• _Exercise brief_:
With spelling and spacing unchanged, write out each line of the material.

• _Data for processing_:
◆ ◆ ◆ ◆

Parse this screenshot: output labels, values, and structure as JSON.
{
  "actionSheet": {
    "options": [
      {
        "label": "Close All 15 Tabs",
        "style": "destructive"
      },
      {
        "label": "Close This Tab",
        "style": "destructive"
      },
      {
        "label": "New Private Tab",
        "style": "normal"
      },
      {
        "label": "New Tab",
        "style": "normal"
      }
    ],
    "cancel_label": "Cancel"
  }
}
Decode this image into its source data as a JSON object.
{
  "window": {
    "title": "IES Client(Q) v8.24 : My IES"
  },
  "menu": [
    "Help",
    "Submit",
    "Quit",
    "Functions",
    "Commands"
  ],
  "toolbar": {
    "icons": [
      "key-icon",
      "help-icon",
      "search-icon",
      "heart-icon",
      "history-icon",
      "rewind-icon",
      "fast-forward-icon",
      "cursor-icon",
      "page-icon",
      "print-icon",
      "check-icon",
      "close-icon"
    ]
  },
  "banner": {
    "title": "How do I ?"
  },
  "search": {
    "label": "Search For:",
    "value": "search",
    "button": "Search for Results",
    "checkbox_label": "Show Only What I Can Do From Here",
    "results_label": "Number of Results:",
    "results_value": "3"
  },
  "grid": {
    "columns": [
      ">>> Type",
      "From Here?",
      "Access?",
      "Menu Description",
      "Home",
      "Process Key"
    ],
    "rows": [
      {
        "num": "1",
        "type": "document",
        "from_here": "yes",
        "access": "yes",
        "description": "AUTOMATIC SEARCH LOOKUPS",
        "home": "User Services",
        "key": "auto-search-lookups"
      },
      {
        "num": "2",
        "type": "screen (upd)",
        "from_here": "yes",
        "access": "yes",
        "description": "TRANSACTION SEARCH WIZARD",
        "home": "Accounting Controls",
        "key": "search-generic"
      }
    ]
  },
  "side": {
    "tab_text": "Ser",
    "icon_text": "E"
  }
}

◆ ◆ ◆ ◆

• _Output of the exercise_:
Parse this screenshot: output labels, values, and structure as JSON.
{
  "actionSheet": {
    "options": [
      {
        "label": "Close All 15 Tabs",
        "style": "destructive"
      },
      {
        "label": "Close This Tab",
        "style": "destructive"
      },
      {
        "label": "New Private Tab",
        "style": "normal"
      },
      {
        "label": "New Tab",
        "style": "normal"
      }
    ],
    "cancel_label": "Cancel"
  }
}
Decode this image into its source data as a JSON object.
{
  "window": {
    "title": "IES Client(Q) v8.24 : My IES"
  },
  "menu": [
    "Help",
    "Submit",
    "Quit",
    "Functions",
    "Commands"
  ],
  "toolbar": {
    "icons": [
      "key-icon",
      "help-icon",
      "search-icon",
      "heart-icon",
      "history-icon",
      "rewind-icon",
      "fast-forward-icon",
      "cursor-icon",
      "page-icon",
      "print-icon",
      "check-icon",
      "close-icon"
    ]
  },
  "banner": {
    "title": "How do I ?"
  },
  "search": {
    "label": "Search For:",
    "value": "search",
    "button": "Search for Results",
    "checkbox_label": "Show Only What I Can Do From Here",
    "results_label": "Number of Results:",
    "results_value": "3"
  },
  "grid": {
    "columns": [
      ">>> Type",
      "From Here?",
      "Access?",
      "Menu Description",
      "Home",
      "Process Key"
    ],
    "rows": [
      {
        "num": "1",
        "type": "document",
        "from_here": "yes",
        "access": "yes",
        "description": "AUTOMATIC SEARCH LOOKUPS",
        "home": "User Services",
        "key": "auto-search-lookups"
      },
      {
        "num": "2",
        "type": "screen (upd)",
        "from_here": "yes",
        "access": "yes",
        "description": "TRANSACTION SEARCH WIZARD",
        "home": "Accounting Controls",
        "key": "search-generic"
      }
    ]
  },
  "side": {
    "tab_text": "Ser",
    "icon_text": "E"
  }
}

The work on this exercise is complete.